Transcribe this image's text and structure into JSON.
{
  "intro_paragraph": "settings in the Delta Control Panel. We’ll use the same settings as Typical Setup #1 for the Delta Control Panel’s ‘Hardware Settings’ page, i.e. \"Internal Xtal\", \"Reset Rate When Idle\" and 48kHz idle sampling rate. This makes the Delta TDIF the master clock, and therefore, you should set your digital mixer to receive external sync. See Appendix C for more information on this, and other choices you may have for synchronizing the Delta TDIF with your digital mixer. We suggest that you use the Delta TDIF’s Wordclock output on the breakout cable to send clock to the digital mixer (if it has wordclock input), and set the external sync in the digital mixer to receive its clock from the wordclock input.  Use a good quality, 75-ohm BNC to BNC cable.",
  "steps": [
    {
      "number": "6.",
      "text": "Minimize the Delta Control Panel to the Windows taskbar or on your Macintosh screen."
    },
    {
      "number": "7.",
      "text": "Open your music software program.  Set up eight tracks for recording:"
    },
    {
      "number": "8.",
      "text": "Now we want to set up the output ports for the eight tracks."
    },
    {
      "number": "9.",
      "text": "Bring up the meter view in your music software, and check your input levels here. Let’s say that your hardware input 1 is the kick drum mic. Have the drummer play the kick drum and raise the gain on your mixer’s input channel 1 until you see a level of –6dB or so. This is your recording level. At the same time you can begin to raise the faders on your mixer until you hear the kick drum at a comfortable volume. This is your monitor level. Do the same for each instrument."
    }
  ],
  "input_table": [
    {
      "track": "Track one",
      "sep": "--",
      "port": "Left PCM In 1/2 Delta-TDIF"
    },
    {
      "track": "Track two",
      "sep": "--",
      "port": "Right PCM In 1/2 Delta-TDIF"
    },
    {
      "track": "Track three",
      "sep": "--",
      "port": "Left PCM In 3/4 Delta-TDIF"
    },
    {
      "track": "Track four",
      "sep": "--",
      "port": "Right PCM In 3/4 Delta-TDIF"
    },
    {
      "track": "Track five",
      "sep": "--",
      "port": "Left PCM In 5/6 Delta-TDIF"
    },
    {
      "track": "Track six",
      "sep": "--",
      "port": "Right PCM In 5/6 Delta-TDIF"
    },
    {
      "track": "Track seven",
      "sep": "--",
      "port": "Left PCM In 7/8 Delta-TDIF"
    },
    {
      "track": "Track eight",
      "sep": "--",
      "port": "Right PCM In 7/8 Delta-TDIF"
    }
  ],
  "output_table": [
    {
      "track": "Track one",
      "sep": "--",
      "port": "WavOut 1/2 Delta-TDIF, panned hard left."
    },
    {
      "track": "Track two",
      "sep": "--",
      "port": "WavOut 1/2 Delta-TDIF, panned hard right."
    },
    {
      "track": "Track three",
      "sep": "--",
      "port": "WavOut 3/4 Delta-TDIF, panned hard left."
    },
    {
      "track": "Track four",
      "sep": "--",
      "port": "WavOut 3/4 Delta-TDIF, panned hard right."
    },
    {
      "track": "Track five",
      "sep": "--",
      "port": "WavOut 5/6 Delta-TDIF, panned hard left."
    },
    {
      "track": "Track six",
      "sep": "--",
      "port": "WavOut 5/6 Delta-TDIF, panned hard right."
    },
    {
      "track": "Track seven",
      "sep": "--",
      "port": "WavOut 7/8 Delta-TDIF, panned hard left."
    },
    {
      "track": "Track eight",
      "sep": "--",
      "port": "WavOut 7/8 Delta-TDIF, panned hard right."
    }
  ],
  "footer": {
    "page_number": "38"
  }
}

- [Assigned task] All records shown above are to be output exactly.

- [Task answer]
Transcribe this image's text and structure into JSON.
{
  "intro_paragraph": "settings in the Delta Control Panel. We’ll use the same settings as Typical Setup #1 for the Delta Control Panel’s ‘Hardware Settings’ page, i.e. \"Internal Xtal\", \"Reset Rate When Idle\" and 48kHz idle sampling rate. This makes the Delta TDIF the master clock, and therefore, you should set your digital mixer to receive external sync. See Appendix C for more information on this, and other choices you may have for synchronizing the Delta TDIF with your digital mixer. We suggest that you use the Delta TDIF’s Wordclock output on the breakout cable to send clock to the digital mixer (if it has wordclock input), and set the external sync in the digital mixer to receive its clock from the wordclock input.  Use a good quality, 75-ohm BNC to BNC cable.",
  "steps": [
    {
      "number": "6.",
      "text": "Minimize the Delta Control Panel to the Windows taskbar or on your Macintosh screen."
    },
    {
      "number": "7.",
      "text": "Open your music software program.  Set up eight tracks for recording:"
    },
    {
      "number": "8.",
      "text": "Now we want to set up the output ports for the eight tracks."
    },
    {
      "number": "9.",
      "text": "Bring up the meter view in your music software, and check your input levels here. Let’s say that your hardware input 1 is the kick drum mic. Have the drummer play the kick drum and raise the gain on your mixer’s input channel 1 until you see a level of –6dB or so. This is your recording level. At the same time you can begin to raise the faders on your mixer until you hear the kick drum at a comfortable volume. This is your monitor level. Do the same for each instrument."
    }
  ],
  "input_table": [
    {
      "track": "Track one",
      "sep": "--",
      "port": "Left PCM In 1/2 Delta-TDIF"
    },
    {
      "track": "Track two",
      "sep": "--",
      "port": "Right PCM In 1/2 Delta-TDIF"
    },
    {
      "track": "Track three",
      "sep": "--",
      "port": "Left PCM In 3/4 Delta-TDIF"
    },
    {
      "track": "Track four",
      "sep": "--",
      "port": "Right PCM In 3/4 Delta-TDIF"
    },
    {
      "track": "Track five",
      "sep": "--",
      "port": "Left PCM In 5/6 Delta-TDIF"
    },
    {
      "track": "Track six",
      "sep": "--",
      "port": "Right PCM In 5/6 Delta-TDIF"
    },
    {
      "track": "Track seven",
      "sep": "--",
      "port": "Left PCM In 7/8 Delta-TDIF"
    },
    {
      "track": "Track eight",
      "sep": "--",
      "port": "Right PCM In 7/8 Delta-TDIF"
    }
  ],
  "output_table": [
    {
      "track": "Track one",
      "sep": "--",
      "port": "WavOut 1/2 Delta-TDIF, panned hard left."
    },
    {
      "track": "Track two",
      "sep": "--",
      "port": "WavOut 1/2 Delta-TDIF, panned hard right."
    },
    {
      "track": "Track three",
      "sep": "--",
      "port": "WavOut 3/4 Delta-TDIF, panned hard left."
    },
    {
      "track": "Track four",
      "sep": "--",
      "port": "WavOut 3/4 Delta-TDIF, panned hard right."
    },
    {
      "track": "Track five",
      "sep": "--",
      "port": "WavOut 5/6 Delta-TDIF, panned hard left."
    },
    {
      "track": "Track six",
      "sep": "--",
      "port": "WavOut 5/6 Delta-TDIF, panned hard right."
    },
    {
      "track": "Track seven",
      "sep": "--",
      "port": "WavOut 7/8 Delta-TDIF, panned hard left."
    },
    {
      "track": "Track eight",
      "sep": "--",
      "port": "WavOut 7/8 Delta-TDIF, panned hard right."
    }
  ],
  "footer": {
    "page_number": "38"
  }
}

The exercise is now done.